Partially this is our fault – we have never tried to formulate a coordinated approach to regulation. Further, vested interest has been the winner regarding submissions to regulators and legislators, especially as it applies post-hoc to regulatory measures floated. Short time frames for responses, an inability to produce evidence to support requirements and often different needs have all led us to the point where:
- We operate in a highly regulated environment with rules imposed on financial advisers and planners which bear little relationship to the quality of advice that the end client receives.
- Whether or not a disclosed fee is re-disclosed every one, two or three years has no impact on the outcome for the client.
- Whether or not the advice document is legally required to have the title “Statement of Advice” when it is a financial plan, does not change the content therein.
- Twenty emails and five phone conversations don’t meet the requirements for client service, but a single document called a client review does.
So what next? In two words: operational standards.
‘Safe harbour’ provisions should be judged by peers, based on what is an acceptable practice by other professionals. Only then do practices ‘outside the norm’ require special justification.
Of course, I am not talking about paperwork and forms required or signatures in specific places, or onerous timeframes, or other ‘business practices’ as they may apply to a traditional regulatory environment.
I am proposing the following:
- Really practical things like a standard risk tolerance process (or perhaps even ‘authorised’ risk tolerance processes).
- Standards regarding what information is required to be collected and stored regarding the client and their goals and objectives (standard data collection).
- Standardised risk classifications for assets/investments with uniform categories so we can identify what, for example, a ‘balanced’ investment portfolio might consist of.
- An agreed-upon formula or formulas for calculating personal insurance needs.
- Standardised assumptions for financial modelling reflect existing market and economic conditions.
- Standardised definitions of what constitutes independence.
I am particularly proposing that practising, experienced financial advisers develop these standards, along with academic support, in a true partnership where the results are accepted by the regulator, the courts, the complaint bodies and government.
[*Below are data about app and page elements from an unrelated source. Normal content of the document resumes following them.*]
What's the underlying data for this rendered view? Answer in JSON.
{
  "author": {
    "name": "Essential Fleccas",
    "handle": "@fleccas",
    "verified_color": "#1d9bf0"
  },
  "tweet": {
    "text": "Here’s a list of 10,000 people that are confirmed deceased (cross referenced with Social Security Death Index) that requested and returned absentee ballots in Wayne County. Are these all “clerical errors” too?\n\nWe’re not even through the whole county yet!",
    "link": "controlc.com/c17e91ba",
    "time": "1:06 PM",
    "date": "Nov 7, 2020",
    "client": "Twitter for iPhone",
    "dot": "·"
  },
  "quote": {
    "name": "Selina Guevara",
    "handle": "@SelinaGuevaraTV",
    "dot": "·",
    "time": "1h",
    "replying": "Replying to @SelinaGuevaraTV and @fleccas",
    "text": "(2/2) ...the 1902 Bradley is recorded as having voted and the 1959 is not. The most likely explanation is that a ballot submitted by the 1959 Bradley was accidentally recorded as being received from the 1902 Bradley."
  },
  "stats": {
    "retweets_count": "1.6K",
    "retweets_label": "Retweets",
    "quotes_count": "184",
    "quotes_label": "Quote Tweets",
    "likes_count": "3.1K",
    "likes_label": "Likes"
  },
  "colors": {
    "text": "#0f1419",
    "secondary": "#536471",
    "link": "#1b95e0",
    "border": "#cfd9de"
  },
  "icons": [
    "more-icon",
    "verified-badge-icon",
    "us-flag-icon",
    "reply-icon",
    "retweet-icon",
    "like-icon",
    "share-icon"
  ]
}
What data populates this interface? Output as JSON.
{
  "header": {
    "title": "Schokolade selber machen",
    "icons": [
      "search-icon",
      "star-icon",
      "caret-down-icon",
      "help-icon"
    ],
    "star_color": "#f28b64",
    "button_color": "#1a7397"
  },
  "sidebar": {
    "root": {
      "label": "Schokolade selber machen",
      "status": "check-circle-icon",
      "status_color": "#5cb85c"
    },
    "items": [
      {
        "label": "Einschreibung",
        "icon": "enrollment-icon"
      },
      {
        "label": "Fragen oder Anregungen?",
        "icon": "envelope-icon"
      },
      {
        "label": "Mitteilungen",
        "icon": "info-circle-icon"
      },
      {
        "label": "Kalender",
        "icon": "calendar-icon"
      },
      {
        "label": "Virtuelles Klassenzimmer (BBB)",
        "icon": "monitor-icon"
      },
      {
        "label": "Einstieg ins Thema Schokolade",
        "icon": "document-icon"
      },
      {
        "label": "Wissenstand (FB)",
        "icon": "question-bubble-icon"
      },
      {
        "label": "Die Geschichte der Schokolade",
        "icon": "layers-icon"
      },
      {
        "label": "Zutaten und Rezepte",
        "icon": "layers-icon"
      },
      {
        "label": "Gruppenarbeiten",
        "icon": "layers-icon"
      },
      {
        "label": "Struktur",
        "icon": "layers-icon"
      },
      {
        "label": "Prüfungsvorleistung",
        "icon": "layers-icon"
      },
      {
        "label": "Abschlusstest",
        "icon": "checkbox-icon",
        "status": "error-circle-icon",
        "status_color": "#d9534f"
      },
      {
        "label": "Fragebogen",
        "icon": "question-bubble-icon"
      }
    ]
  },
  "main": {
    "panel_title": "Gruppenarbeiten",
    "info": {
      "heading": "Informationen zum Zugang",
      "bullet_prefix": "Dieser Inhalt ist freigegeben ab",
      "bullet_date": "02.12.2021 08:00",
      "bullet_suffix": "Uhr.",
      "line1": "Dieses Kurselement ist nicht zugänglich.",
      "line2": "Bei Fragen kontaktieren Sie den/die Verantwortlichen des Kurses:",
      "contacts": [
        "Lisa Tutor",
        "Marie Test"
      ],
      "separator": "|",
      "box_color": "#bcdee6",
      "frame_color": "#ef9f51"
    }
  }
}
Maybe even the professional indemnity insurers.
Before I go on, I want to make it clear I strongly believe that standards cannot be too prescriptive. They need to allow enough flexibility to allow for differences in the delivery of any advice provided, but there should be boundaries. If an adviser or planner wants to move outside these boundaries, that is when the justifications are needed and the grey area should exist. If the grey area can be justified – great. If not, well, you should know the risks.
Only when we move to a position where a group of educated peers can reasonably evaluate the advice will the regulatory burden be relaxed. We need to collectively work towards this so we can lead, rather than follow, the regulators.
So how can we get there?
If we take a leaf out of the medical profession here, organisations like the AMA have special interest groups that inform the policy of the organisation and Government. Experts in the fields become a part of these groups, and they have clout. They are resourced with research grants and funding to produce evidence-based recommendations for the betterment of the community, and they also produce spokespeople who can talk with expertise in their fields – something we lack in our profession.
Of course, it also means that the way ‘I’ have always been doing things may need to be modified to meet the standards, and this can be challenging in the ego-driven world of financial planning and advice.
I’m up for it – are you?
Paul Moran will appear as a panellist at the Best Practice Forum on August 4 in a session entitled ‘How to regulate advice: A collaborative approach’ alongside ASIC commissioner Danielle Press in which practitioners will propose ways they think the profession should be regulated. Secure your digital access for this event here.